Immediate, proper wound washing after bites or exposures is critical to preventing rabies virus from entering the central nervous system. Soap, detergent, and water inactivate and remove virus particles. While not sufficient alone, prompt local wound cleaning coupled with vaccination provides the best protection. This helps explain why not all bites from rabid animals transmit rabies. Awareness of the need for immediate proper wound care is highest in areas with better public health infrastructure.

Reduced contact between humans and wildlife

Contact with infected wild animals accounts for most indigenous human rabies cases in developed countries today. However, shifts away from rural lifestyles and occupations like farming have reduced the frequency of interactions with species like raccoons, bats, and foxes. Fewer opportunities for exposure from wildlife makes transmission to humans less likely, even when rabies circulates in these reservoir populations. Urbanization trends over recent decades have contributed to less contact between humans and animals that could potentially carry rabies.

Improved living standards

Socioeconomic development and reduced poverty have helped lower rabies risks. Impoverished communities face greater challenges in access to vaccines, proper wound care, public health information, and control of stray animals. Increased affluence has enabled progress against rabies. However, poverty and costs remain major barriers to eliminating rabies in less developed countries.
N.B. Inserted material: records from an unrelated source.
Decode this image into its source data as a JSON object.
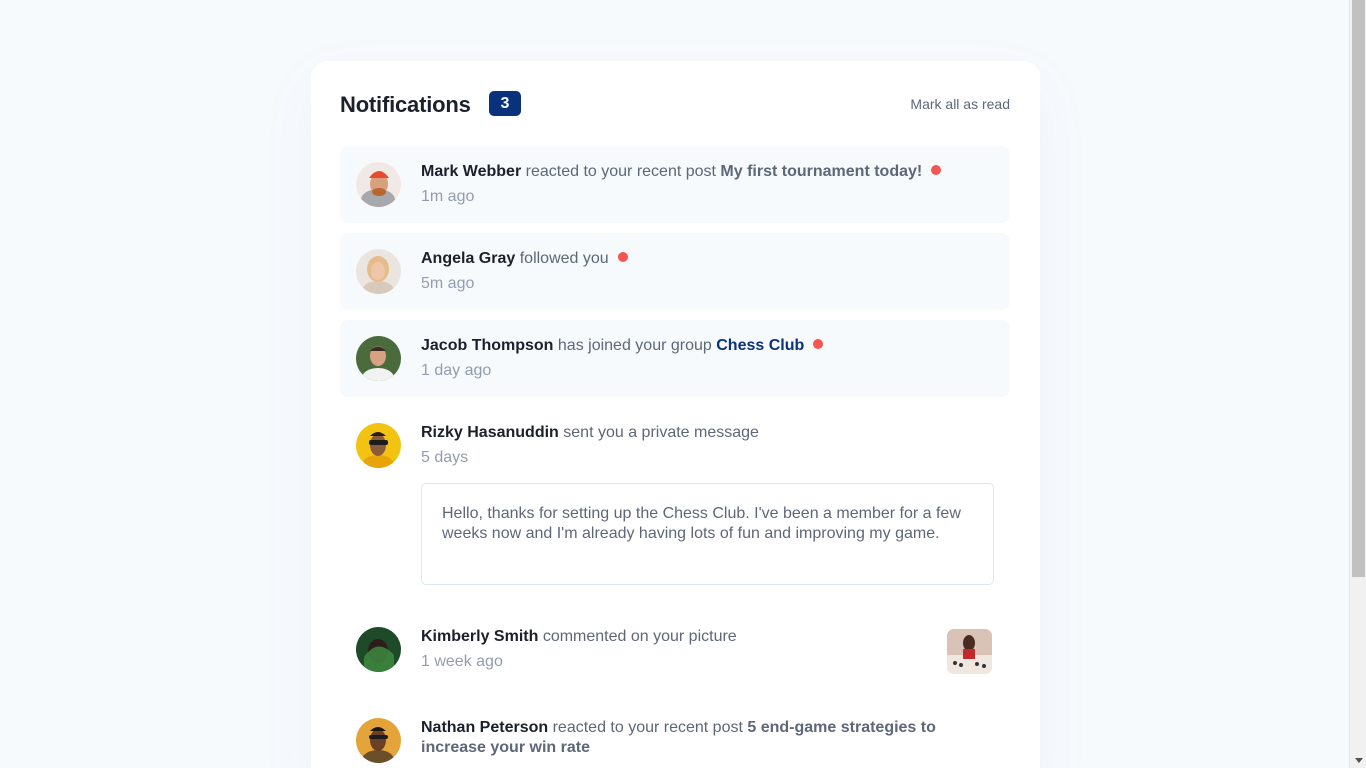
{
  "header": {
    "title": "Notifications",
    "unread_count": "3",
    "mark_all_label": "Mark all as read"
  },
  "notifications": [
    {
      "user": "Mark Webber",
      "action": "reacted to your recent post",
      "target": "My first tournament today!",
      "time": "1m ago",
      "unread": true
    },
    {
      "user": "Angela Gray",
      "action": "followed you",
      "time": "5m ago",
      "unread": true
    },
    {
      "user": "Jacob Thompson",
      "action": "has joined your group",
      "target": "Chess Club",
      "time": "1 day ago",
      "unread": true
    },
    {
      "user": "Rizky Hasanuddin",
      "action": "sent you a private message",
      "time": "5 days",
      "message": "Hello, thanks for setting up the Chess Club. I've been a member for a few weeks now and I'm already having lots of fun and improving my game.",
      "unread": false
    },
    {
      "user": "Kimberly Smith",
      "action": "commented on your picture",
      "time": "1 week ago",
      "unread": false
    },
    {
      "user": "Nathan Peterson",
      "action": "reacted to your recent post",
      "target_line1": "5 end-game strategies to",
      "target_line2": "increase your win rate",
      "unread": false
    }
  ],
  "colors": {
    "badge_bg": "#0a317b",
    "unread_dot": "#f65552",
    "unread_bg": "#f7fafd",
    "name_text": "#1c202b",
    "body_text": "#5e6778",
    "time_text": "#939caf"
  }
}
Efforts to make prevention accessible for marginalized communities continues to be a focus globally.

Differences between humans and other mammals

While all mammals are susceptible to rabies virus, some key anatomical and physiological differences make severe infections somewhat rarer in humans. The concentrations of muscle and connective tissue at human bite sites may impede viral spread. Human immune responses may also inhibit rabies more effectively early on. In addition, viral transmission into the central nervous system may happen less readily in humans. These factors could partially account for bites from rabid animals more often resulting in fatal rabies infections in other mammals compared to humans.


In summary, rabies remains extremely rare in humans due to widespread vaccination of domestic animals, availability of effective human vaccines and immunoglobulin, improvements in public health infrastructure, reduced contact between humans and wildlife, increased living standards allowing better access to care, and anatomic and physiologic factors that make rabies progression slightly less likely in humans. However, ongoing vaccination and control efforts remain critical to keeping the public safe from this dangerous disease threatening both humans and animals.